This article was first published on the Telegraph on 6 August 2009
The year is 2010. The Tories have won the general election and the stage is set for the long road to recovery. As David Cameron and George Osborne huddle in Downing Street, an adviser enters with baleful news. One of the country’s few remaining banks is hours from collapse; others threaten to fall in its wake. The financial crisis has returned.
That, at least, is the scare story doing the rounds in the City these days. On the face of it, it seems far-fetched: after all, the economy and financial sector have staged an unexpected recovery in recent months and, unlike many previous jumps, this one does look and sound pretty genuine.
The housing market is starting to fizz again. It isn’t merely that prices are rising – which they are. Activity is increasing; people are putting their homes back on the market; properties are selling for more than their offer price. The Royal Institution of Chartered Surveyors, having predicted at the start of the year that prices would tumble by as much 15 per cent, now thinks house prices may end 2009 higher than they started.
The wider economy, too, is back on its feet again. Both the services sector, which accounts for three quarters of Britain’s economic output, and the manufacturing sector, which makes up much of the rest, are growing again for the first time in more than a year. Moreover, industrial production figures released yesterday suggest that those dreadful gross domestic product figures last month, which showed that the economy shrank by an unexpected 0.8 per cent in the second three months of the year, probably overestimated the fall.
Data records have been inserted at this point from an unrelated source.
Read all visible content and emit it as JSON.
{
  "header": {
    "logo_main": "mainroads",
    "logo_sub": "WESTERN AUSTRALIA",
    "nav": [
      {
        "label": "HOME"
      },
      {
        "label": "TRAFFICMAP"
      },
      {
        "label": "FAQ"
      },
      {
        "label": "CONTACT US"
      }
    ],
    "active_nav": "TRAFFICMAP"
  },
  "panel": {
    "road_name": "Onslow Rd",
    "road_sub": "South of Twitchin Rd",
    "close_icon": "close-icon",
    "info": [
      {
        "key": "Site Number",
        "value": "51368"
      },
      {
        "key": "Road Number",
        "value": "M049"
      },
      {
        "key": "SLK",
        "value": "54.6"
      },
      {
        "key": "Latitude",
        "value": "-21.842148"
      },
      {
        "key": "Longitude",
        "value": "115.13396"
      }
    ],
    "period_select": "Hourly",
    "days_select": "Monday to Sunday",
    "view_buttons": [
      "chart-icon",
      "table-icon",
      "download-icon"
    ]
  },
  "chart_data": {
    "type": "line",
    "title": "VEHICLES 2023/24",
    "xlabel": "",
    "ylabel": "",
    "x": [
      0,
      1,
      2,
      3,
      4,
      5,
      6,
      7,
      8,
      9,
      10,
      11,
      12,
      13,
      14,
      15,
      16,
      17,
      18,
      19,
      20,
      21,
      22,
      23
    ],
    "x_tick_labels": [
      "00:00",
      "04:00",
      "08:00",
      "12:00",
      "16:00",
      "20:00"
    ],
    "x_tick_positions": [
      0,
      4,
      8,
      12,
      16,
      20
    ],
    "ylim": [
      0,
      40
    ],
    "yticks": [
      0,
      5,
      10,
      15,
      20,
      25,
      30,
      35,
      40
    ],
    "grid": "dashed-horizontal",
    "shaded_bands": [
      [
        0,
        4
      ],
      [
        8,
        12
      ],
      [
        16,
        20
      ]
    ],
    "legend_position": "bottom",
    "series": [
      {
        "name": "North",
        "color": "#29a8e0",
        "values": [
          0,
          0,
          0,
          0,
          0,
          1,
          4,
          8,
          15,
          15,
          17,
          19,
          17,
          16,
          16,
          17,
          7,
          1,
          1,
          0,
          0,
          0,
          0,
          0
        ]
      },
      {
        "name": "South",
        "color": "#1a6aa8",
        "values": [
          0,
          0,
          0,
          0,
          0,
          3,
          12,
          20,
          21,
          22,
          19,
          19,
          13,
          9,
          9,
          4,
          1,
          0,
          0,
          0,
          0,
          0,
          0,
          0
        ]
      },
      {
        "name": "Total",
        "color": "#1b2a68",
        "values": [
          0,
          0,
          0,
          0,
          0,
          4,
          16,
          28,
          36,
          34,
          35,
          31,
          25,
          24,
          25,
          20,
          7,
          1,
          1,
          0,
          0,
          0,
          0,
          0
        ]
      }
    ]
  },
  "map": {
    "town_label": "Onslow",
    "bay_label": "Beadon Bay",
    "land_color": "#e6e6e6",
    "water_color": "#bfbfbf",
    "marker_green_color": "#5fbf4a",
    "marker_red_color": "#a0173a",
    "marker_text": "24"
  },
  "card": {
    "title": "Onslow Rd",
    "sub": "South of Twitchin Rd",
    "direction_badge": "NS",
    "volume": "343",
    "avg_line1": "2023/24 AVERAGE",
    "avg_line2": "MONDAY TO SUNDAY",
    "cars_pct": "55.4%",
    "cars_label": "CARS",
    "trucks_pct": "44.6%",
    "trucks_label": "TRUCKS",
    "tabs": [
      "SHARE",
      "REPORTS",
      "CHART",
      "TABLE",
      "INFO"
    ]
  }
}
And towering over everything else is the stock market. Shares in London have been rising predictably since early July, as have those in Wall Street, where the benchmark S&P 500 index recently surpassed the key 1,000-point mark for the first time since the collapse of Lehman Brothers. To dismiss this evidence as meaningless would be foolish: it is genuinely encouraging. Even if the rises prove to be short-lived, they show that, at the very least, the massive dose of economic medicine pumped into the economy since last year, in terms of interest rate cuts, tax reductions and bank rescue money, is having some effect, and that for all the doom and gloom that has surrounded Western economics, there are also precious slivers of optimism.
But such effects are largely a consequence of the current combination of record low interest rates and temporarily lower VAT. They disguise the fact that next year is likely to bring two even bigger threats. The first is that of sovereign default. Almost every major economy has borrowed so much that they may struggle next year to find anyone willing to take on their debt for a reasonable price. This underlines why the Conservatives, should they win the election, will have little choice but to call an emergency Budget to impose austerity measures on the state and safeguard Britain’s solvency.
The second concerns the apocalyptic tale of a second financial crisis. While there is much to support the view that the banking system is safer than it was 12 months ago – the Government having pumped hundreds of billions into its foundations to ensure its survival – these emergency buttresses were designed to protect us against the collapse of the American housing bubble. But here in the UK we have our own housing slump to worry about.
The combination of rising interest rates (likely) and unemployment (certain) will push up the number of home owners who default on their mortgages. Indeed, according to research group Fathom Consulting, the number in arrears is likely to outdo the peak of the last housing crash. Some of the Bank of England’s own figures indicate that these losses could stretch to as much as pounds 400 billion – four times what the banks have so far raised in emergency capital from the Government.
This is no new worry – it is something the International Monetary Fund warned about in its recent report into the UK – but amid the rising tide of good news, it appears to have been swept under the carpet.
Tucked away in the results from various banks this week, there was a hint of the pain to come. While the investment banking arms of Barclays and HSBC raked in record profits, their domestic arms – and those of Northern Rock and Lloyds (and newly bought HBOS) – did rather appallingly. The fact is that they are being haunted by their imprudent lending to UK households and businesses.
Notwithstanding the economic shafts of light in recent weeks, people are still suffering. Every week, tens of thousands more people lose their jobs. As their savings run dry, they struggle to hang onto their homes. Banks, themselves still trying to repair their balance sheets, are less willing to lend, even to those with the ability to pay them back.
Given that this is happening now, with interest rates at half a percentage point, one can hardly bear to imagine how tough it will be when, at some point in the next couple of years, borrowing costs have to rise again. There are two possible outcomes: either the companies will have to be bailed out by their shareholders or the Government, or they will have to make up the difference by charging customers yet more. The credit crunch has many months – or, more likely, years – to run yet.